It's back: filling out brackets because Fuck Cancer, courtesy of the ever-chipper Bam D. Woodchipper, @Bam294. You may remember the March Madness challenge that Bam coordinated in memory of her friend Chris Maki. So many of you all stepped up, filled out some brackets, and made a difference for his family. Because you are all AWESOME! But enough flattery.
There's MORE to be done, folks. This year, Chris's wife is participating in the Ride to Conquer Cancer to benefit Penn Medicine's Abramson Cancer Center. Coincidentally there is also a sporting competition going on! Bam had a super idea - a World Cup pool to raise money for Jill's ride!!
Here's how it works: go to Jill's donation page and give $5 (you can give anonymously). Then go sign up for the pool and pick who you think will win in each of the group games. I know they have already started, but we'll just pick up from here. After group play, go back and fill out the bracket for the knockout round. You get 1 pt for each game you pick during group play, 2 pt for round of 16, 3 pt for round of 8, 4 pt for semifinals, and 5 pt for picking the champion. The winners will get bragging rights (of course) and some amazing home-baked cookies made special for you by the most-awesome Sugar Scientist. Who knows what other delightful rewards might show up?
You can't win if you don't play!
So the NIH has decided they want to try to minimize the effect of bias in peer review. That doesn't sound like a shitty idea, right? No. But apparently a lot of jag-offs couldn't stop themselves from starting in on the comments section. Many were "insulted" that anyone would accuse them of bias. Or wanted to make sure everyone knew that the only real bias was the kind that ended up tanking their proposals. Sigh. I don't even know how this could be a thing. Peer review is done by humans. Human are biased because of their previous experiences and their interactions with the culture and society in which they live. You don't have to be a fucking psychologist/sociologist to know this. You just have to have a few working neurons that can fire coherently and generate thoughts. Seriously, if this is hard for you then you DEFINITELY need to head over to DrugMonkey's blog to read the guest post by MyTChondria (who has a shit-ton of very active and coherent neurons, ftr).
I just have a couple things to add to some of the commenters over at Rock Talk. Beyond the obvious "pull your heads our of your assess, people!", of course that is addressed so well by MyTChondria.
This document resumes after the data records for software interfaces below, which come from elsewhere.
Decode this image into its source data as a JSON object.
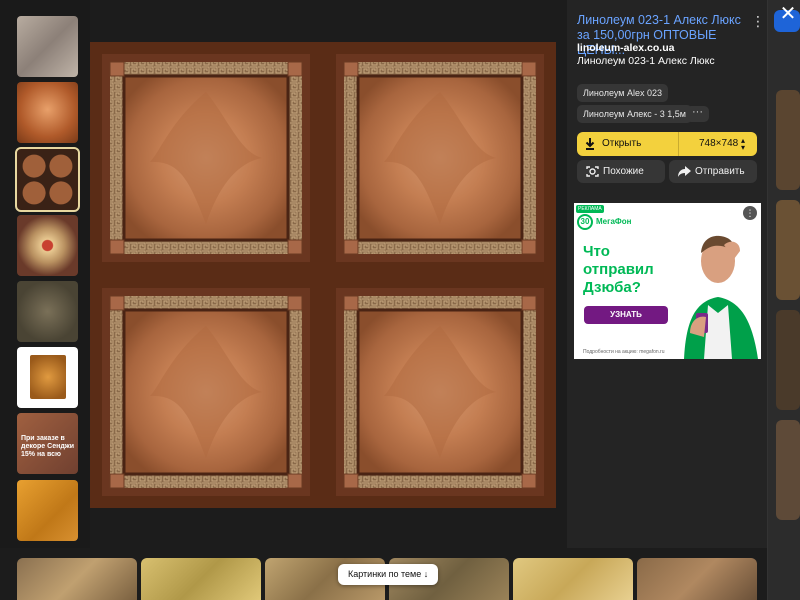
{
  "window": {
    "close_label": "✕"
  },
  "result": {
    "title": "Линолеум 023-1 Алекс Люкс за 150,00грн ОПТОВЫЕ ЦЕНЫ...",
    "domain": "linoleum-alex.co.ua",
    "subtitle": "Линолеум 023-1 Алекс Люкс",
    "menu_label": "⋮"
  },
  "tags": [
    {
      "label": "Линолеум Alex 023"
    },
    {
      "label": "Линолеум Алекс - 3 1,5м"
    }
  ],
  "tags_more_label": "···",
  "open_button": {
    "label": "Открыть",
    "size": "748×748",
    "caret": "▲▼"
  },
  "actions": {
    "similar_label": "Похожие",
    "share_label": "Отправить"
  },
  "ad": {
    "badge": "РЕКЛАМА",
    "logo_number": "30",
    "logo_text": "МегаФон",
    "headline": "Что отправил Дзюба?",
    "cta": "УЗНАТЬ",
    "fine_print": "Подробности на акцию: megafon.ru",
    "menu_label": "⋮"
  },
  "thumbnails": {
    "promo_text": "При заказе в декоре Сенджи 15% на всю"
  },
  "related": {
    "label": "Картинки по теме ↓"
  },
  "colors": {
    "accent_link": "#6aa3ff",
    "open_button": "#f3d13d",
    "ad_green": "#00b956",
    "ad_purple": "#731982"
  }
}
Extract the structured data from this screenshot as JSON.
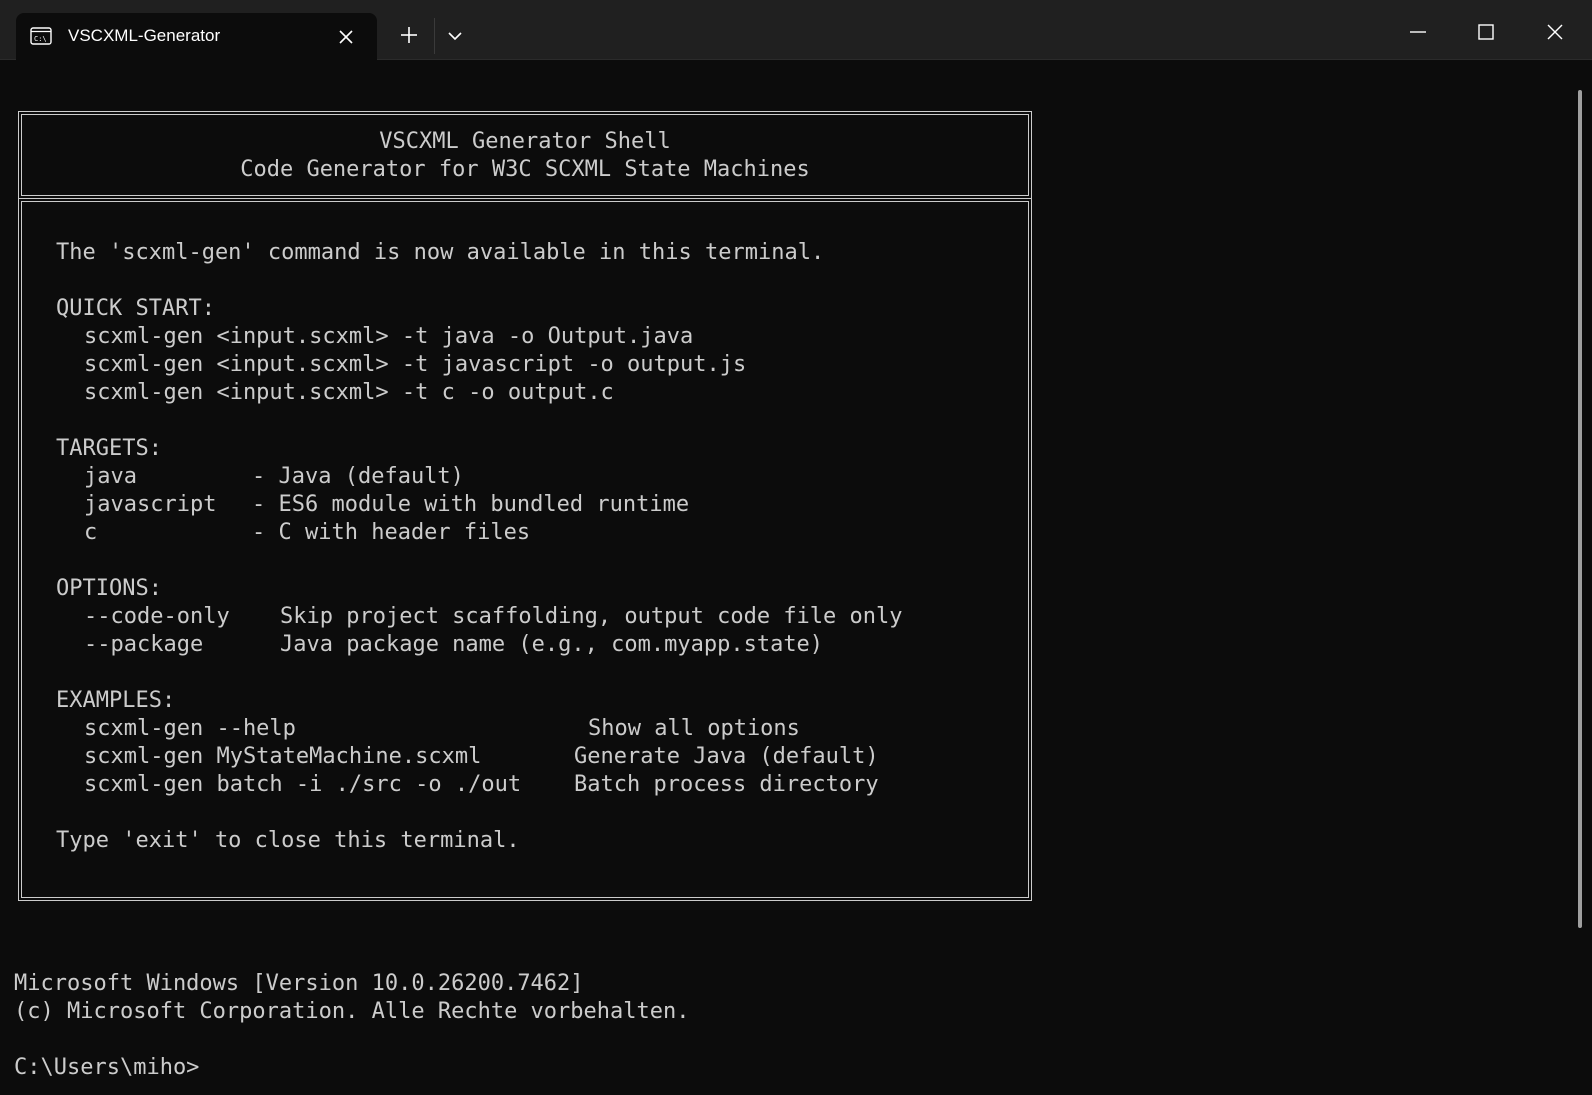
{
  "window": {
    "tab_title": "VSCXML-Generator",
    "icons": {
      "tab_icon": "terminal-icon",
      "tab_close": "close-icon",
      "new_tab": "plus-icon",
      "dropdown": "chevron-down-icon",
      "minimize": "minimize-icon",
      "maximize": "maximize-icon",
      "close": "close-icon"
    }
  },
  "banner": {
    "title": "VSCXML Generator Shell",
    "subtitle": "Code Generator for W3C SCXML State Machines"
  },
  "body": {
    "intro": "The 'scxml-gen' command is now available in this terminal.",
    "quick_start": {
      "heading": "QUICK START:",
      "lines": [
        "scxml-gen <input.scxml> -t java -o Output.java",
        "scxml-gen <input.scxml> -t javascript -o output.js",
        "scxml-gen <input.scxml> -t c -o output.c"
      ]
    },
    "targets": {
      "heading": "TARGETS:",
      "rows": [
        {
          "name": "java",
          "desc": "- Java (default)"
        },
        {
          "name": "javascript",
          "desc": "- ES6 module with bundled runtime"
        },
        {
          "name": "c",
          "desc": "- C with header files"
        }
      ]
    },
    "options": {
      "heading": "OPTIONS:",
      "rows": [
        {
          "name": "--code-only",
          "desc": "Skip project scaffolding, output code file only"
        },
        {
          "name": "--package",
          "desc": "Java package name (e.g., com.myapp.state)"
        }
      ]
    },
    "examples": {
      "heading": "EXAMPLES:",
      "rows": [
        {
          "cmd": "scxml-gen --help",
          "desc": "Show all options"
        },
        {
          "cmd": "scxml-gen MyStateMachine.scxml",
          "desc": "Generate Java (default)"
        },
        {
          "cmd": "scxml-gen batch -i ./src -o ./out",
          "desc": "Batch process directory"
        }
      ]
    },
    "outro": "Type 'exit' to close this terminal."
  },
  "console": {
    "version_line": "Microsoft Windows [Version 10.0.26200.7462]",
    "copyright_line": "(c) Microsoft Corporation. Alle Rechte vorbehalten.",
    "prompt": "C:\\Users\\miho>"
  },
  "colors": {
    "background": "#0c0c0c",
    "titlebar": "#202020",
    "text": "#cccccc"
  }
}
1. If reviewers are repeatedly making "factual errors" when they review your grant, you might want to reconsider how you are writing your grant. Sure, reviewers will make mistakes (they are human, remember?). But it is a hell of a lot easier for a reviewer to be confused if you writing is jumbled, rambly, or incoherent.
2. There are not enough people with more than 3 R01 that limiting the number of awards would make a big difference. And if someone is smart enough and has enough ideas and resources to manage more than 3 grants, then why would we discourage them? There are a lot of places where it takes 2 R01 equivalents to run a minimal lab (soft money positions in particular). I know DrugMonkey has gotten into this before (for example, here).
3. Full-time reviewers. Seriously?!?!??! Who would take this job? No doubt they would never make mistakes. I assume that no one will be complaining about these "professional reviewers", same as everyone loves the non-academic journal editors. Can't have it both way, folks.
I just can't even understand how so many "scientists" can get their collective undergarments so twisted up over this topic. Come on folks. We're better than this.